A 12-day-old strike at an East Cambridge Budweiser distribution plant yesterday spilled onto the steps of Harvard's Busch Reisinger art museum and into the Cambridge City Council.
About 50 truck drivers and warehousemen from the August A. Busch Co. plant picketed outside the museum to show their sympathy for 16 of the distributor's non-union clerical employees who walked off their jobs on October 20.
The clerical workers took the job action in an attempt to speed up talks aimed at including the workers in the company's collective bargaining agreement. Local 122 contends that Busch has been dragging its feet in the negotiations.
The picketers were among 130 members of Teamsters Union Local 122 who are striking in support of the clerical workers. The clerical employees are seeking to be covered by Local 122's contract with the company.
The strike has also been supported by the Cambridge City Council which unanimously passed a resolution backing Local 122's position.
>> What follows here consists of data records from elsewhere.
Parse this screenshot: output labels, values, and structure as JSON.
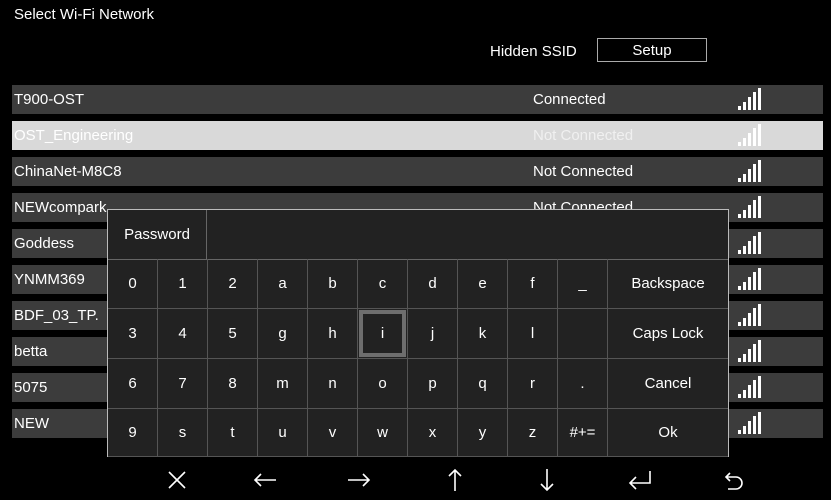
{
  "header": {
    "title": "Select Wi-Fi Network",
    "hidden_ssid_label": "Hidden SSID",
    "setup_label": "Setup"
  },
  "networks": [
    {
      "name": "T900-OST",
      "status": "Connected",
      "selected": false
    },
    {
      "name": "OST_Engineering",
      "status": "Not Connected",
      "selected": true
    },
    {
      "name": "ChinaNet-M8C8",
      "status": "Not Connected",
      "selected": false
    },
    {
      "name": "NEWcompark",
      "status": "Not Connected",
      "selected": false
    },
    {
      "name": "Goddess",
      "status": "",
      "selected": false
    },
    {
      "name": "YNMM369",
      "status": "",
      "selected": false
    },
    {
      "name": "BDF_03_TP.",
      "status": "",
      "selected": false
    },
    {
      "name": "betta",
      "status": "",
      "selected": false
    },
    {
      "name": "5075",
      "status": "",
      "selected": false
    },
    {
      "name": "NEW",
      "status": "",
      "selected": false
    }
  ],
  "keyboard": {
    "password_label": "Password",
    "password_value": "",
    "rows": [
      [
        "0",
        "1",
        "2",
        "a",
        "b",
        "c",
        "d",
        "e",
        "f",
        "_"
      ],
      [
        "3",
        "4",
        "5",
        "g",
        "h",
        "i",
        "j",
        "k",
        "l",
        ""
      ],
      [
        "6",
        "7",
        "8",
        "m",
        "n",
        "o",
        "p",
        "q",
        "r",
        "."
      ],
      [
        "9",
        "s",
        "t",
        "u",
        "v",
        "w",
        "x",
        "y",
        "z",
        "#+="
      ]
    ],
    "actions": [
      "Backspace",
      "Caps Lock",
      "Cancel",
      "Ok"
    ],
    "focused_key": "i"
  },
  "nav": {
    "buttons": [
      "close-icon",
      "arrow-left-icon",
      "arrow-right-icon",
      "arrow-up-icon",
      "arrow-down-icon",
      "enter-icon",
      "back-icon"
    ]
  }
}
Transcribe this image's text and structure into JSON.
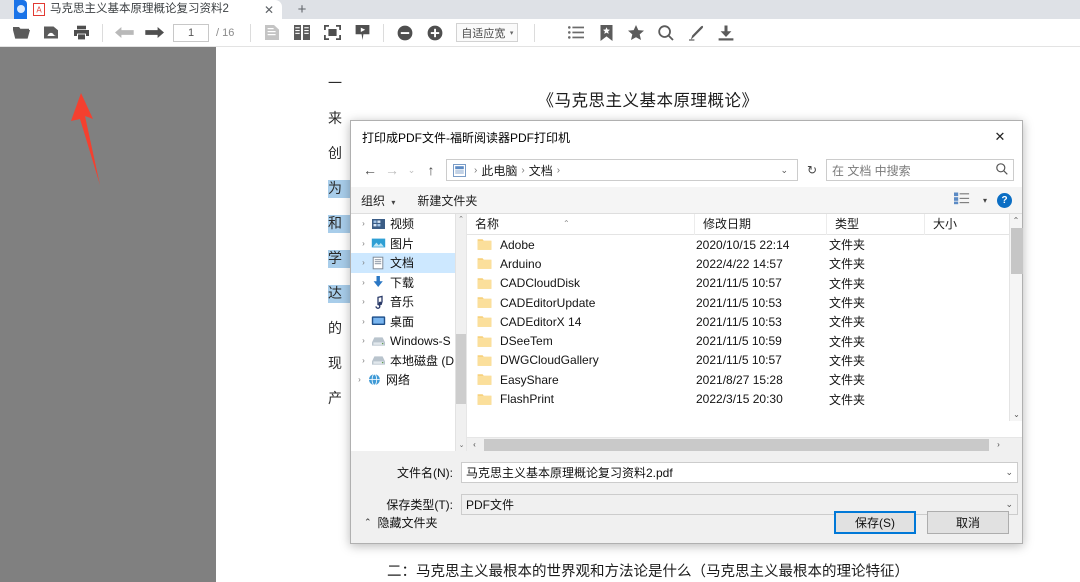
{
  "browser": {
    "tab": {
      "title": "马克思主义基本原理概论复习资料2",
      "favicon": "pdf-file-icon",
      "close_label": "✕"
    },
    "new_tab_label": "+"
  },
  "reader_toolbar": {
    "buttons": [
      {
        "name": "open-file-icon",
        "label": "open"
      },
      {
        "name": "cloud-open-icon",
        "label": "cloud"
      },
      {
        "name": "print-icon",
        "label": "print"
      },
      {
        "name": "previous-page-icon",
        "label": "prev"
      },
      {
        "name": "next-page-icon",
        "label": "next"
      }
    ],
    "page_number": "1",
    "page_total": "/ 16",
    "view_buttons": [
      {
        "name": "single-page-icon",
        "label": "single"
      },
      {
        "name": "two-page-icon",
        "label": "double"
      },
      {
        "name": "fit-page-icon",
        "label": "fit"
      },
      {
        "name": "presentation-icon",
        "label": "present"
      }
    ],
    "zoom_out_label": "−",
    "zoom_in_label": "+",
    "zoom_level": "自适应宽",
    "zoom_caret": "▾",
    "right_buttons": [
      {
        "name": "outline-list-icon",
        "label": "outline"
      },
      {
        "name": "bookmark-icon",
        "label": "bookmark"
      },
      {
        "name": "favorite-star-icon",
        "label": "star"
      },
      {
        "name": "search-icon",
        "label": "search"
      },
      {
        "name": "highlight-pen-icon",
        "label": "highlight"
      },
      {
        "name": "download-icon",
        "label": "download"
      }
    ]
  },
  "pdf_page": {
    "title": "《马克思主义基本原理概论》",
    "bottom_heading": "二：马克思主义最根本的世界观和方法论是什么（马克思主义最根本的理论特征）",
    "edge_chars": [
      {
        "char": "一",
        "highlighted": false
      },
      {
        "char": "来",
        "highlighted": false
      },
      {
        "char": "创",
        "highlighted": false
      },
      {
        "char": "为",
        "highlighted": true
      },
      {
        "char": "和",
        "highlighted": true
      },
      {
        "char": "学",
        "highlighted": true
      },
      {
        "char": "达",
        "highlighted": true
      },
      {
        "char": "的",
        "highlighted": false
      },
      {
        "char": "现",
        "highlighted": false
      },
      {
        "char": "产",
        "highlighted": false
      }
    ]
  },
  "annotation": {
    "arrow_color": "#f4402f",
    "name": "red-pointer-arrow"
  },
  "save_dialog": {
    "title": "打印成PDF文件-福昕阅读器PDF打印机",
    "close_label": "✕",
    "nav": {
      "back_label": "←",
      "forward_label": "→",
      "recent_label": "⌄",
      "up_label": "↑",
      "address_icon": "folder-location-icon",
      "breadcrumbs": [
        "此电脑",
        "文档"
      ],
      "separator": "›",
      "address_caret": "⌄",
      "refresh_label": "↻",
      "search_placeholder": "在 文档 中搜索",
      "search_icon": "search-icon"
    },
    "command_bar": {
      "organize_label": "组织",
      "organize_caret": "▾",
      "new_folder_label": "新建文件夹",
      "view_icon": "view-options-icon",
      "view_caret": "▾",
      "help_label": "?"
    },
    "tree": {
      "items": [
        {
          "label": "视频",
          "icon": "video-folder-icon",
          "selected": false,
          "expander": "›"
        },
        {
          "label": "图片",
          "icon": "pictures-folder-icon",
          "selected": false,
          "expander": "›"
        },
        {
          "label": "文档",
          "icon": "documents-folder-icon",
          "selected": true,
          "expander": "›"
        },
        {
          "label": "下载",
          "icon": "downloads-folder-icon",
          "selected": false,
          "expander": "›"
        },
        {
          "label": "音乐",
          "icon": "music-folder-icon",
          "selected": false,
          "expander": "›"
        },
        {
          "label": "桌面",
          "icon": "desktop-folder-icon",
          "selected": false,
          "expander": "›"
        },
        {
          "label": "Windows-S",
          "icon": "local-disk-icon",
          "selected": false,
          "expander": "›"
        },
        {
          "label": "本地磁盘 (D:",
          "icon": "local-disk-icon",
          "selected": false,
          "expander": "›"
        },
        {
          "label": "网络",
          "icon": "network-icon",
          "selected": false,
          "expander": "›"
        }
      ],
      "scroll_up": "⌃",
      "scroll_down": "⌄"
    },
    "file_list": {
      "columns": [
        "名称",
        "修改日期",
        "类型",
        "大小"
      ],
      "sort_indicator": "⌃",
      "rows": [
        {
          "name": "Adobe",
          "date": "2020/10/15 22:14",
          "type": "文件夹",
          "size": ""
        },
        {
          "name": "Arduino",
          "date": "2022/4/22 14:57",
          "type": "文件夹",
          "size": ""
        },
        {
          "name": "CADCloudDisk",
          "date": "2021/11/5 10:57",
          "type": "文件夹",
          "size": ""
        },
        {
          "name": "CADEditorUpdate",
          "date": "2021/11/5 10:53",
          "type": "文件夹",
          "size": ""
        },
        {
          "name": "CADEditorX 14",
          "date": "2021/11/5 10:53",
          "type": "文件夹",
          "size": ""
        },
        {
          "name": "DSeeTem",
          "date": "2021/11/5 10:59",
          "type": "文件夹",
          "size": ""
        },
        {
          "name": "DWGCloudGallery",
          "date": "2021/11/5 10:57",
          "type": "文件夹",
          "size": ""
        },
        {
          "name": "EasyShare",
          "date": "2021/8/27 15:28",
          "type": "文件夹",
          "size": ""
        },
        {
          "name": "FlashPrint",
          "date": "2022/3/15 20:30",
          "type": "文件夹",
          "size": ""
        }
      ],
      "vscroll_up": "⌃",
      "vscroll_down": "⌄",
      "hscroll_left": "‹",
      "hscroll_right": "›"
    },
    "filename_label": "文件名(N):",
    "filename_value": "马克思主义基本原理概论复习资料2.pdf",
    "filetype_label": "保存类型(T):",
    "filetype_value": "PDF文件",
    "combo_caret": "⌄",
    "hide_folders_label": "隐藏文件夹",
    "hide_folders_caret": "⌃",
    "save_button": "保存(S)",
    "cancel_button": "取消"
  }
}
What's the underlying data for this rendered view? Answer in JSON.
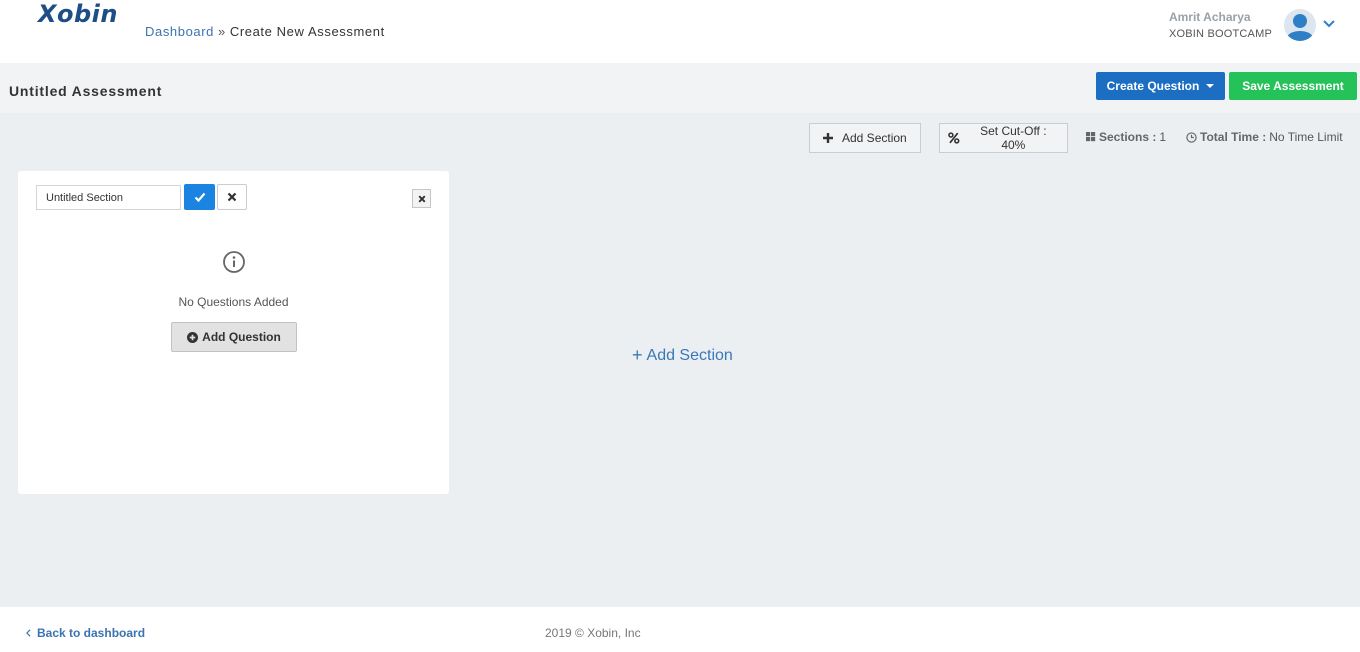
{
  "header": {
    "logo_text": "Xobin",
    "breadcrumb": {
      "link": "Dashboard",
      "separator": "»",
      "current": "Create New Assessment"
    },
    "user": {
      "name": "Amrit Acharya",
      "org": "XOBIN BOOTCAMP"
    }
  },
  "titlebar": {
    "title": "Untitled Assessment",
    "create_question_label": "Create Question",
    "save_assessment_label": "Save Assessment"
  },
  "toolbar": {
    "add_section_label": "Add Section",
    "cutoff_label": "Set Cut-Off : 40%",
    "sections_label": "Sections :",
    "sections_count": "1",
    "total_time_label": "Total Time :",
    "total_time_value": "No Time Limit"
  },
  "section_card": {
    "name_value": "Untitled Section",
    "empty_message": "No Questions Added",
    "add_question_label": "Add Question"
  },
  "main": {
    "add_section_link": "Add Section"
  },
  "footer": {
    "back_label": "Back to dashboard",
    "copyright": "2019 © Xobin, Inc"
  },
  "colors": {
    "brand_blue": "#1d4f86",
    "link_blue": "#3a74b0",
    "primary_button": "#1b6ec2",
    "success_button": "#24c258",
    "check_button": "#1b83e0",
    "main_background": "#eceff2"
  },
  "icons": {
    "avatar": "user-avatar-icon",
    "user_menu": "chevron-down-icon",
    "add": "plus-icon",
    "cutoff": "percent-icon",
    "sections": "grid-icon",
    "time": "clock-icon",
    "confirm": "check-icon",
    "cancel": "close-icon",
    "remove_section": "close-icon",
    "empty_state": "info-icon",
    "add_question": "plus-circle-icon",
    "back": "chevron-left-icon"
  }
}
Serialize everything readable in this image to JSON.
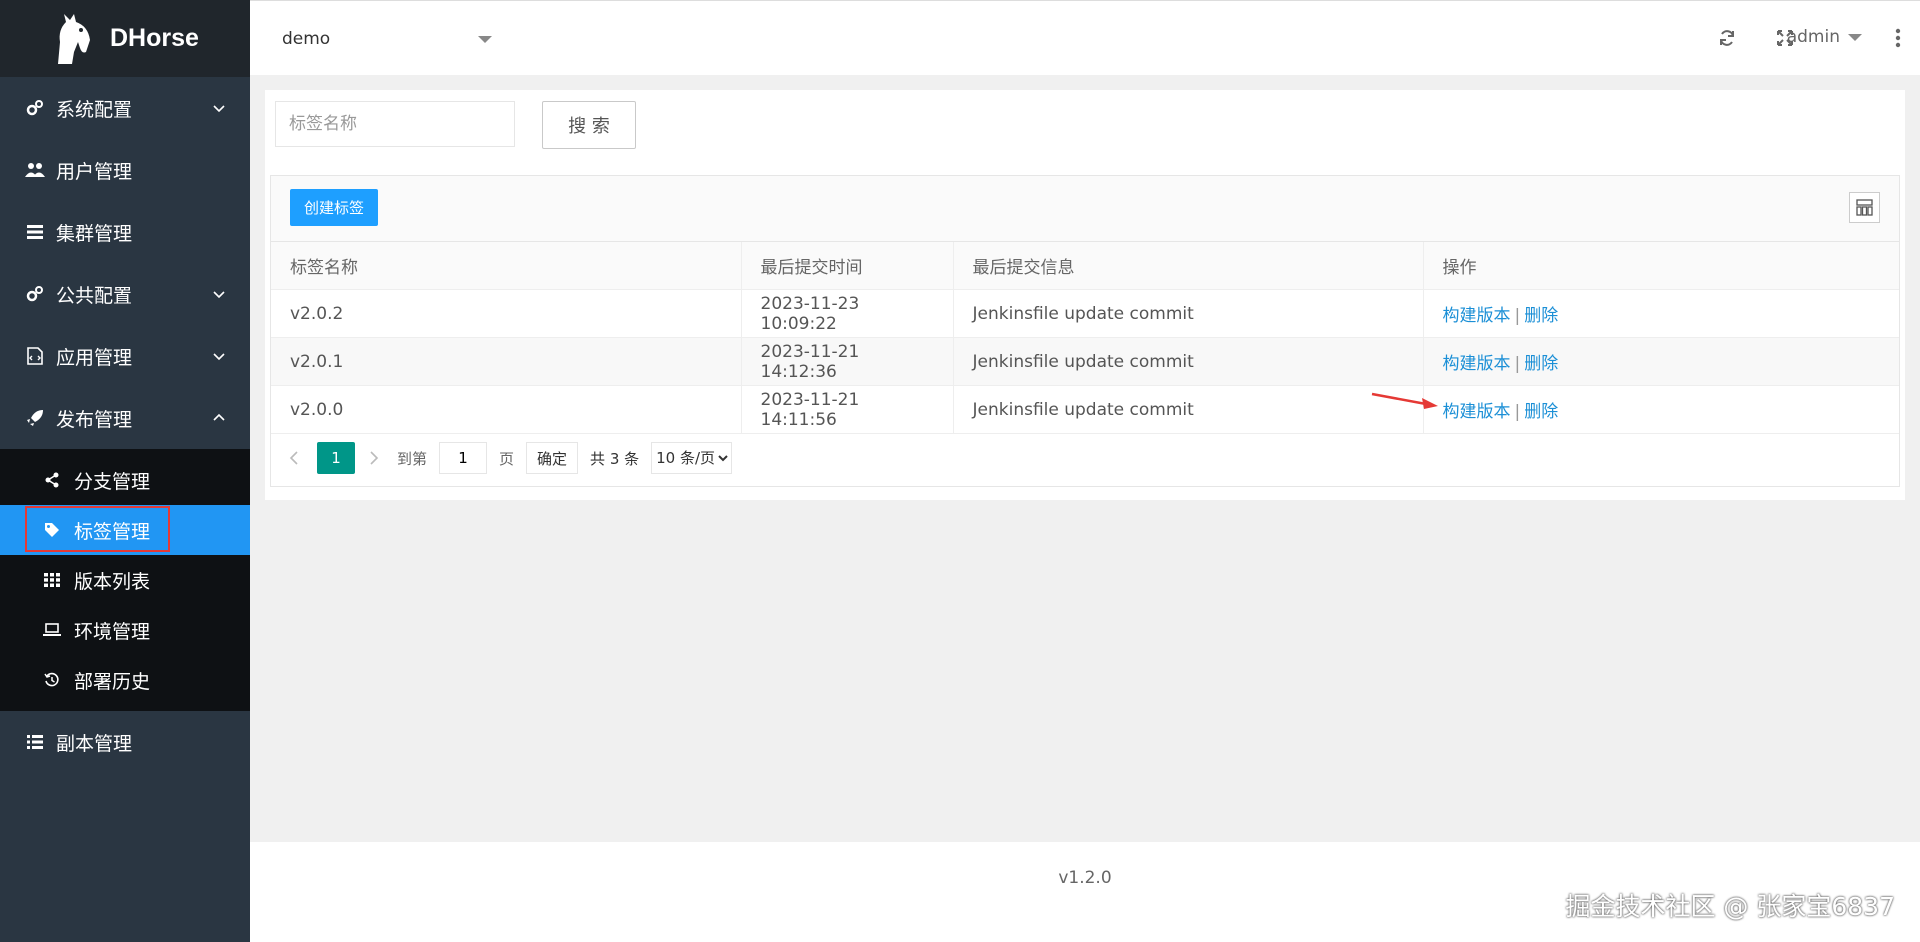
{
  "brand": {
    "name": "DHorse"
  },
  "sidebar": {
    "items": [
      {
        "label": "系统配置",
        "icon": "gears-icon",
        "expandable": true
      },
      {
        "label": "用户管理",
        "icon": "users-icon",
        "expandable": false
      },
      {
        "label": "集群管理",
        "icon": "server-icon",
        "expandable": false
      },
      {
        "label": "公共配置",
        "icon": "gears-icon",
        "expandable": true
      },
      {
        "label": "应用管理",
        "icon": "file-code-icon",
        "expandable": true
      },
      {
        "label": "发布管理",
        "icon": "rocket-icon",
        "expandable": true,
        "expanded": true
      }
    ],
    "submenu": [
      {
        "label": "分支管理",
        "icon": "share-icon"
      },
      {
        "label": "标签管理",
        "icon": "tag-icon",
        "active": true
      },
      {
        "label": "版本列表",
        "icon": "grid-icon"
      },
      {
        "label": "环境管理",
        "icon": "laptop-icon"
      },
      {
        "label": "部署历史",
        "icon": "history-icon"
      }
    ],
    "bottom_items": [
      {
        "label": "副本管理",
        "icon": "list-icon"
      }
    ]
  },
  "header": {
    "app_selected": "demo",
    "user": "admin"
  },
  "search": {
    "placeholder": "标签名称",
    "button": "搜 索"
  },
  "table": {
    "create_button": "创建标签",
    "columns": [
      "标签名称",
      "最后提交时间",
      "最后提交信息",
      "操作"
    ],
    "rows": [
      {
        "name": "v2.0.2",
        "time": "2023-11-23 10:09:22",
        "message": "Jenkinsfile update commit"
      },
      {
        "name": "v2.0.1",
        "time": "2023-11-21 14:12:36",
        "message": "Jenkinsfile update commit"
      },
      {
        "name": "v2.0.0",
        "time": "2023-11-21 14:11:56",
        "message": "Jenkinsfile update commit"
      }
    ],
    "actions": {
      "build": "构建版本",
      "separator": "|",
      "delete": "删除"
    }
  },
  "pagination": {
    "current_page": "1",
    "goto_label": "到第",
    "goto_value": "1",
    "page_unit": "页",
    "confirm": "确定",
    "total": "共 3 条",
    "page_size": "10 条/页"
  },
  "footer": {
    "version": "v1.2.0",
    "credit": "掘金技术社区 @ 张家宝6837"
  },
  "colors": {
    "sidebar_bg": "#2a3642",
    "active_item": "#2196f3",
    "primary_button": "#1e9fff",
    "page_button": "#009688",
    "link": "#1b8fd6"
  }
}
Picket organizers said yesterday they chose the 80-year old museum as a protest site because the Busch family contributed funds for its construction and operation.
"We couldn't go to St. Louis [where the firm is based], so we came here," said Robert McGoniagle, president of Local 122. "It's just a symbol for us, not a reflection on the museum itself--we don't want people to drink Bud, but they can see the artwork."
Picketers marched in front of the museum, and asked pedestrians "not to buy Bud in Boston."
Peter Nisbet, curator of the museum, said that neither the Busch family nor its beer company currently funds the museum's operations.
"It's only a name," Nisbet said, "I'm not sure I'd drink his beer just because his name is on my museum."
Aside from the issue of the strike itself, city councilors last night were concerned about the role the Cambridge police force was playing in the picketing.
Several councilors said they had seen large numbers of police and patrol cars at the strike site, and escorting the busloads of out-of-state employees that the Busch company had brought in to cross the picket lines.
"They're pulling policemen off our streets to send them to the picket line," said Councilor Thomas W. Danchy.
But Police Chief Anthony Paolillo responded that the officers on duty at 6 a.m. when the buses cross the picket lines are either working overtime for the department or in the case of 30 policemen, are hired by the company.